▶ Required work
These records are to be written out exactly as they read, minus the pictures.

▶ Data supplied

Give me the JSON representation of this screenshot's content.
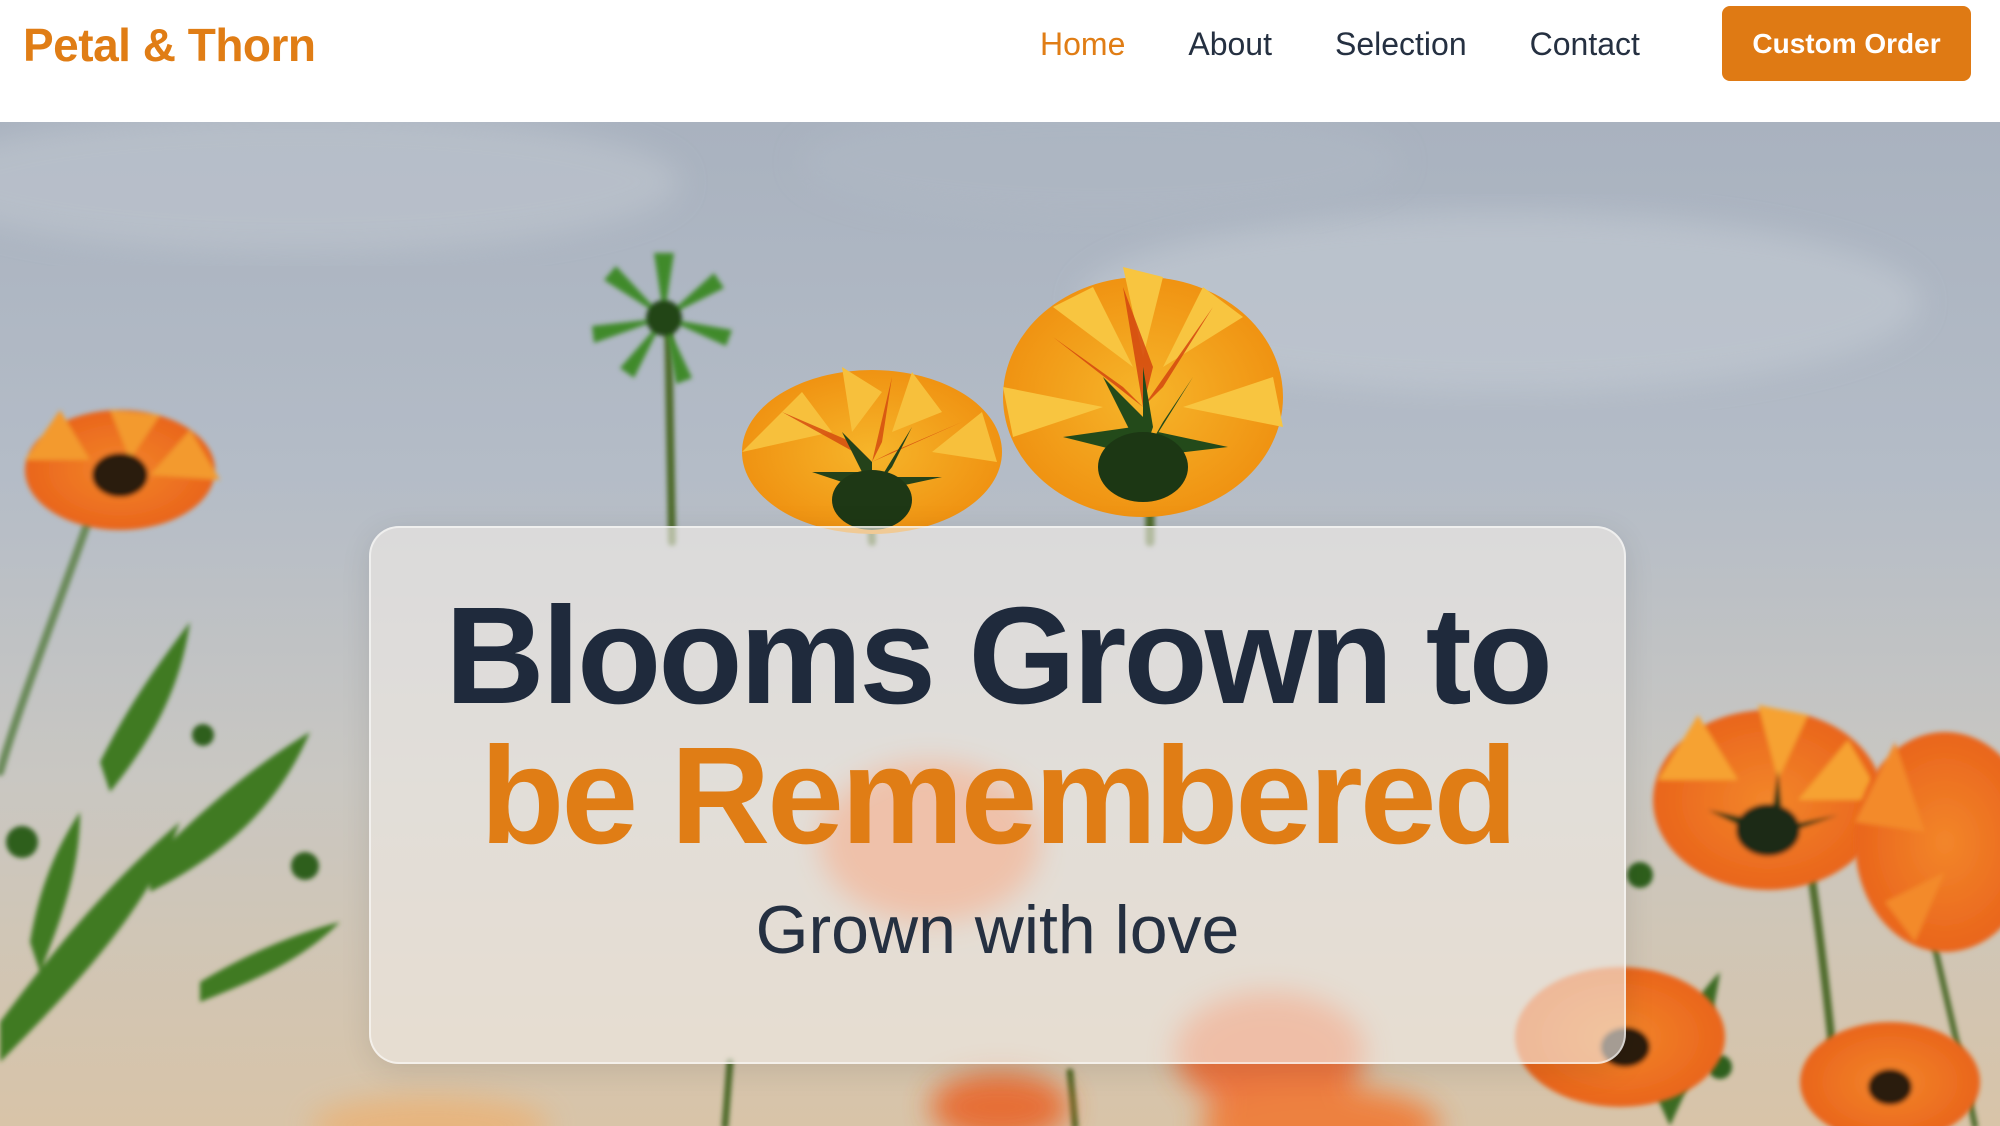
{
  "brand": {
    "name": "Petal & Thorn"
  },
  "nav": {
    "links": [
      {
        "label": "Home",
        "active": true
      },
      {
        "label": "About",
        "active": false
      },
      {
        "label": "Selection",
        "active": false
      },
      {
        "label": "Contact",
        "active": false
      }
    ],
    "cta_label": "Custom Order"
  },
  "hero": {
    "title_line1": "Blooms Grown to",
    "title_line2": "be Remembered",
    "subtitle": "Grown with love"
  },
  "colors": {
    "accent": "#e07d15",
    "heading": "#1f2a3c",
    "text": "#253041",
    "background": "#ffffff"
  },
  "icons": [
    "flower-photo"
  ]
}
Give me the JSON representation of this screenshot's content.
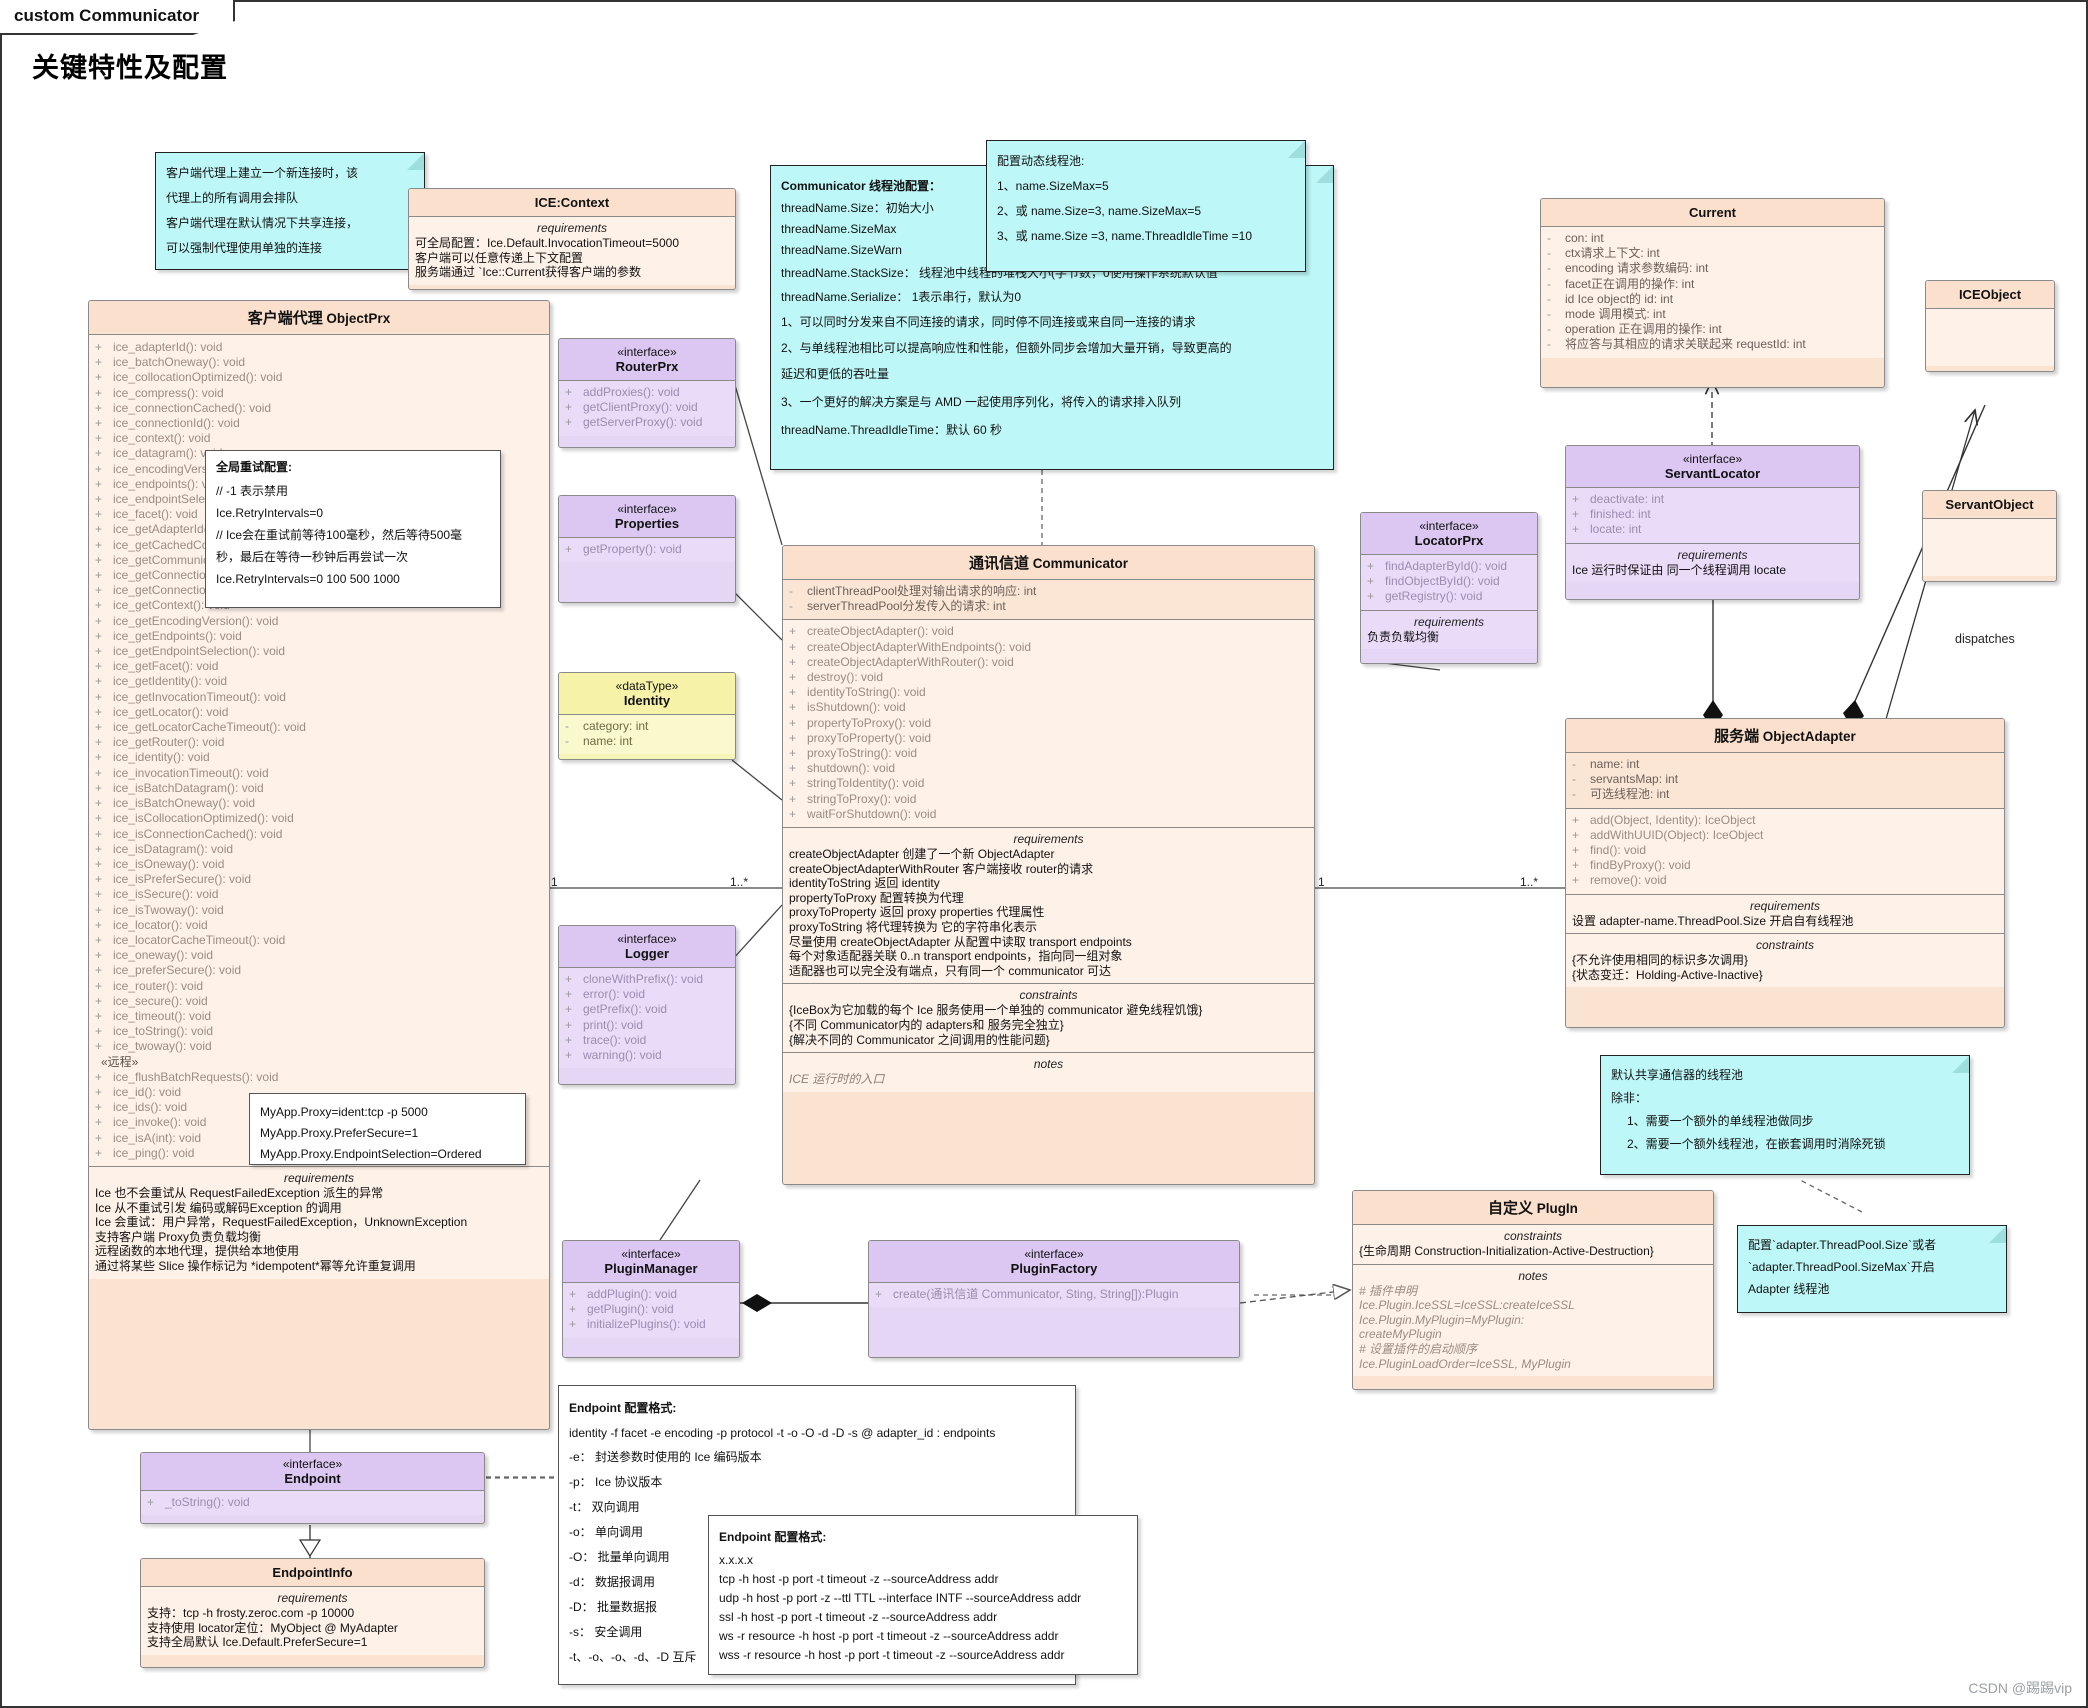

▶ Exercise result
Give me the JSON representation of this screenshot's content.
{
  "brand": {
    "name": "Petal & Thorn"
  },
  "nav": {
    "links": [
      {
        "label": "Home",
        "active": true
      },
      {
        "label": "About",
        "active": false
      },
      {
        "label": "Selection",
        "active": false
      },
      {
        "label": "Contact",
        "active": false
      }
    ],
    "cta_label": "Custom Order"
  },
  "hero": {
    "title_line1": "Blooms Grown to",
    "title_line2": "be Remembered",
    "subtitle": "Grown with love"
  },
  "colors": {
    "accent": "#e07d15",
    "heading": "#1f2a3c",
    "text": "#253041",
    "background": "#ffffff"
  },
  "icons": [
    "flower-photo"
  ]
}
Give me the JSON representation of this screenshot's content.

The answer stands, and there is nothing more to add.